Monday Update – May 4, 2020

Before We Start This Week…

CCP-COVID Damage Estimates

It is now clear that the U.S. government, as well as those in Australia, Germany and the U.K., will be taking off the gloves and going after the CCP in China to recover losses from that organization’s total coverup of the Wuhan-originated virus.

The CCP – Chinese Communist Party – is essentially the un-elected government of China. And, globally, there are lots of assets that are connected to the CCP. They are now in the cross hairs of governments across the world.

At some point, and in some manner, there will likely be some mechanisms for public entities, such as airports, to pursue damages.

We are assisting airports in determining the traffic hits due to the CCP-COVID pandemic. It is important that when the time comes, airports also have a clear and defensible estimate of the financial hit this has caused, and be able to – through whatever systems are established – file for recompense.

Give us a call or email and we can discuss.

For more insight and intelligence on the evolving CCP-COVID scandal, check out the Intelligence tab at

Unlike other information “sources” on China, we don’t have the intellectual constraints of an office in that country. A lot of these “sources” have to walk a careful line to assure their staff and businesses in China are not “affected” by government actions, should they say something not in line with the CCP.  Click here to explore.


Future Factors To Consider…

The COVID pandemic has changed everything.

Air travel economics, airline strategies, airport facility needs, consumer trends, new multi-mission airliners – everything in air transportation will have a new playbook. And from the wreckage brought by the CCP-COVID epidemic there will be new opportunities.

The old assumptions and planning metrics no longer apply.

Fleets. Move to the middle. It will be multi-mission 737MAX, A321neo and A220s that will emerge. Airlines will have different fleet mixes that will shake traditional route planning to its core. Fewer widebody airliners, a reduction in smaller 50-70 seat airliners. This will change how airlines approach route planning. Within these new strategies, the term “air service development” will be shifted to “air service retention.” It will be highest and best use of resources.
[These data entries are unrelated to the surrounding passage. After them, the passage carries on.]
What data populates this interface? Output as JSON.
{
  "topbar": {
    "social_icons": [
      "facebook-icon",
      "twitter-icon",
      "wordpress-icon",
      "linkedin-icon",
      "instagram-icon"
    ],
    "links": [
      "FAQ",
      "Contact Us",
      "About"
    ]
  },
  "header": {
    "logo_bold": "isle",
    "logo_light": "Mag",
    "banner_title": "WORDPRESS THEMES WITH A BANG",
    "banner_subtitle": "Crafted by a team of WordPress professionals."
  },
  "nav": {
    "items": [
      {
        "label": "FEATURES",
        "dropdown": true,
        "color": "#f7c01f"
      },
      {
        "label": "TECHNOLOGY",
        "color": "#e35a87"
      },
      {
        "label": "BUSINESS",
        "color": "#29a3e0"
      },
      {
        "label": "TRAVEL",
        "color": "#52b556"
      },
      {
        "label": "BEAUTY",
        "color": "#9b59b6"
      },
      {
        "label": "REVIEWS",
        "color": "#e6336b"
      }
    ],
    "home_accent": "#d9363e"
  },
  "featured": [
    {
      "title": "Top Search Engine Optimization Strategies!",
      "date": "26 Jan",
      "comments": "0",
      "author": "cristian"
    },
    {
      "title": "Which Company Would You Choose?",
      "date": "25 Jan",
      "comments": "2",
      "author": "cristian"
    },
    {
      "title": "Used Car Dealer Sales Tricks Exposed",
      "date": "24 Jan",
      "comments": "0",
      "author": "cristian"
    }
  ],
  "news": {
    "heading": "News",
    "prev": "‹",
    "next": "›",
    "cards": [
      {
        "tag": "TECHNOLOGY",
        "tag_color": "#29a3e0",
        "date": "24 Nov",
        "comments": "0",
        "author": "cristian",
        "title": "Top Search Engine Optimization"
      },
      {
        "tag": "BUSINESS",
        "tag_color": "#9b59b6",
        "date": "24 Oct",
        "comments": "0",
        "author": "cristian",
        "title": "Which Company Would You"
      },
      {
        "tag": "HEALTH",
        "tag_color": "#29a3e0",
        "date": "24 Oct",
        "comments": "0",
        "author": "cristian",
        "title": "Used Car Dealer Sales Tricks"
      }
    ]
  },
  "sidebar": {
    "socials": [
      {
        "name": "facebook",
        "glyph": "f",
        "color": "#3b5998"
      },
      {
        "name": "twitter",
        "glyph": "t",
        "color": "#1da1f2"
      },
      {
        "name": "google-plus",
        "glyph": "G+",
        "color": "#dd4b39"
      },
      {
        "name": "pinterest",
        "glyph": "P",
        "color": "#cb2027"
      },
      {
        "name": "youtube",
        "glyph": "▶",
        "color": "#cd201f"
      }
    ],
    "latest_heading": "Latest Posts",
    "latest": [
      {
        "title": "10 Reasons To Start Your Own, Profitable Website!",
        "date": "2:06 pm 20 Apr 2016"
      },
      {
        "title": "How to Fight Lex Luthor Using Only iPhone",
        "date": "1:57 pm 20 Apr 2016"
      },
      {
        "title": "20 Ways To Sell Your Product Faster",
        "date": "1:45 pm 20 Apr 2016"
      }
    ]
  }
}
Post-September Restructuring. Standby for uncertainty. The CARES money is intended to preserve pay for airline employees through September… employees that, based on current demand, are largely redundant. It will depend on the rebound in the economy regarding what airline systems will look like after the CARES program ends. It is not beyond the realm of possibility that there will be only limited reductions in labor force. All depends on how rapidly the economy comes back.

More Regionalization. At least to some degree. All of the four main network systems have indicated that they will emerge smaller. Combined with new fleet mixes, this means concentration on fewer regional feed spokes. DOT programs such as SCASD, which is intended to preserve the past, will be even more obsolete. New airline focus: revenue concentration, not rural route expansion.

Consumer Travel Demand Patterns – Longer Not Shorter – There have been some prognostications that the new air  transportation system will give rise to more short-haul, close radius O&D air travel demand. We would submit that this is nonsense. Increasingly, air is less and less time-efficient for short-haul transportation. The coming excess of small jets will put a strain on demand for parking space in the desert, not more intra-regional flying.

International Traffic – Opportunities. By the end of 2021, alliance hub operations in the E.U.  and U.K. will be prowling for more trans-Atlantic feed. With new fleets of multi-mission narrow-body airliners, it will be secondary, non-hubsite commercial centers in the U.S. that will be in the cross-hairs of planning departments across the Pond. This was already in play before the CCP-COVID pandemic, but will gain more focus in the next 24 months.

Excess Airliners Around The Globe. Messing up the demand for new jets, basic math indicates at least 2,500 economically-viable airliners will be on ramps and in the deserts across the globe. The potential for new entrants is probably less than it would appear, but it will depend on regional economies.

A New Playbook. The conclusions are clear: pre-CCP-COVID planning and strategies are out. Airlines will be different in structure, and the consumer base will be, too.

There are a lot more factors and fallout to consider… airports will have different  facility needs. Consumer travel patterns will shift, and in some cases evaporate. Suppliers will need to adjust to the fallout caused by the changes in airline fleets. And more…

Get Prepared For the New Future… These will be just a small part of the range of new dynamics that we’ll be exploring with industry leaders at the 25th International Aviation Forecast Summit, August 23-25 in Cincinnati, USA. We will not be rehashing what has taken place – we all are aware of that. Instead, we’ll be illuminating the new future that each sector of the industry will be facing.

Click here for more information regarding the reasons industry leaders will be at the only aviation forecast event… and writing the new aviation planning playbook.